- [TASK OBJECTIVE]: Copy every record exactly.

------ INPUT

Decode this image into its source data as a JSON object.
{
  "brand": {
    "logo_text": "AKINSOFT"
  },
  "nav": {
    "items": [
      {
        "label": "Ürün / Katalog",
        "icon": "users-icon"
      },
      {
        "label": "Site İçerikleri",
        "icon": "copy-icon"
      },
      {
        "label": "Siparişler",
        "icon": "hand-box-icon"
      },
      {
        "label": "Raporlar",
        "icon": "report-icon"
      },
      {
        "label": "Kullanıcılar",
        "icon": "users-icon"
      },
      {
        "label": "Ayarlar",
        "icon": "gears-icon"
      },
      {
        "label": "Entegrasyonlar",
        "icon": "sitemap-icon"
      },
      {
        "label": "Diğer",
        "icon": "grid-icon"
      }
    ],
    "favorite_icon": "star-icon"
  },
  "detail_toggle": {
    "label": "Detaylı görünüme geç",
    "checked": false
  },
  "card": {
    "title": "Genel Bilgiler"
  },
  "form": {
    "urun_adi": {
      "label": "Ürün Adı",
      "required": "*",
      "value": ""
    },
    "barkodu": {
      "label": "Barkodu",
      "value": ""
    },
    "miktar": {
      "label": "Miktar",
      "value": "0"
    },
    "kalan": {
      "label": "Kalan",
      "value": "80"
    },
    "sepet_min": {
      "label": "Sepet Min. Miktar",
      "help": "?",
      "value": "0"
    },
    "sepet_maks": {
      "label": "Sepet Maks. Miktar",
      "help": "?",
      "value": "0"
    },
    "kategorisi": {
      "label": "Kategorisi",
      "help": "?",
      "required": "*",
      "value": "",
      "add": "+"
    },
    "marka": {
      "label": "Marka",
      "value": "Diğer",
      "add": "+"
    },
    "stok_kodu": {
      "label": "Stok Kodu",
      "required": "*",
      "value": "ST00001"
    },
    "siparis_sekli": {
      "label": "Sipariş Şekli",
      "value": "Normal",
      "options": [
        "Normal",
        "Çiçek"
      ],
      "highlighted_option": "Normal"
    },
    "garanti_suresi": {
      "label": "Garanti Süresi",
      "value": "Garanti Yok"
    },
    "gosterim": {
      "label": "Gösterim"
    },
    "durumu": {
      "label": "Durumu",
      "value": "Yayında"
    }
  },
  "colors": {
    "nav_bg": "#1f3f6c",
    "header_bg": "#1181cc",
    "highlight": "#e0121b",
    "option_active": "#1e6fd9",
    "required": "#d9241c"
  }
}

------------

- [SOLUTION FOR THIS PROBLEM]:
Decode this image into its source data as a JSON object.
{
  "brand": {
    "logo_text": "AKINSOFT"
  },
  "nav": {
    "items": [
      {
        "label": "Ürün / Katalog",
        "icon": "users-icon"
      },
      {
        "label": "Site İçerikleri",
        "icon": "copy-icon"
      },
      {
        "label": "Siparişler",
        "icon": "hand-box-icon"
      },
      {
        "label": "Raporlar",
        "icon": "report-icon"
      },
      {
        "label": "Kullanıcılar",
        "icon": "users-icon"
      },
      {
        "label": "Ayarlar",
        "icon": "gears-icon"
      },
      {
        "label": "Entegrasyonlar",
        "icon": "sitemap-icon"
      },
      {
        "label": "Diğer",
        "icon": "grid-icon"
      }
    ],
    "favorite_icon": "star-icon"
  },
  "detail_toggle": {
    "label": "Detaylı görünüme geç",
    "checked": false
  },
  "card": {
    "title": "Genel Bilgiler"
  },
  "form": {
    "urun_adi": {
      "label": "Ürün Adı",
      "required": "*",
      "value": ""
    },
    "barkodu": {
      "label": "Barkodu",
      "value": ""
    },
    "miktar": {
      "label": "Miktar",
      "value": "0"
    },
    "kalan": {
      "label": "Kalan",
      "value": "80"
    },
    "sepet_min": {
      "label": "Sepet Min. Miktar",
      "help": "?",
      "value": "0"
    },
    "sepet_maks": {
      "label": "Sepet Maks. Miktar",
      "help": "?",
      "value": "0"
    },
    "kategorisi": {
      "label": "Kategorisi",
      "help": "?",
      "required": "*",
      "value": "",
      "add": "+"
    },
    "marka": {
      "label": "Marka",
      "value": "Diğer",
      "add": "+"
    },
    "stok_kodu": {
      "label": "Stok Kodu",
      "required": "*",
      "value": "ST00001"
    },
    "siparis_sekli": {
      "label": "Sipariş Şekli",
      "value": "Normal",
      "options": [
        "Normal",
        "Çiçek"
      ],
      "highlighted_option": "Normal"
    },
    "garanti_suresi": {
      "label": "Garanti Süresi",
      "value": "Garanti Yok"
    },
    "gosterim": {
      "label": "Gösterim"
    },
    "durumu": {
      "label": "Durumu",
      "value": "Yayında"
    }
  },
  "colors": {
    "nav_bg": "#1f3f6c",
    "header_bg": "#1181cc",
    "highlight": "#e0121b",
    "option_active": "#1e6fd9",
    "required": "#d9241c"
  }
}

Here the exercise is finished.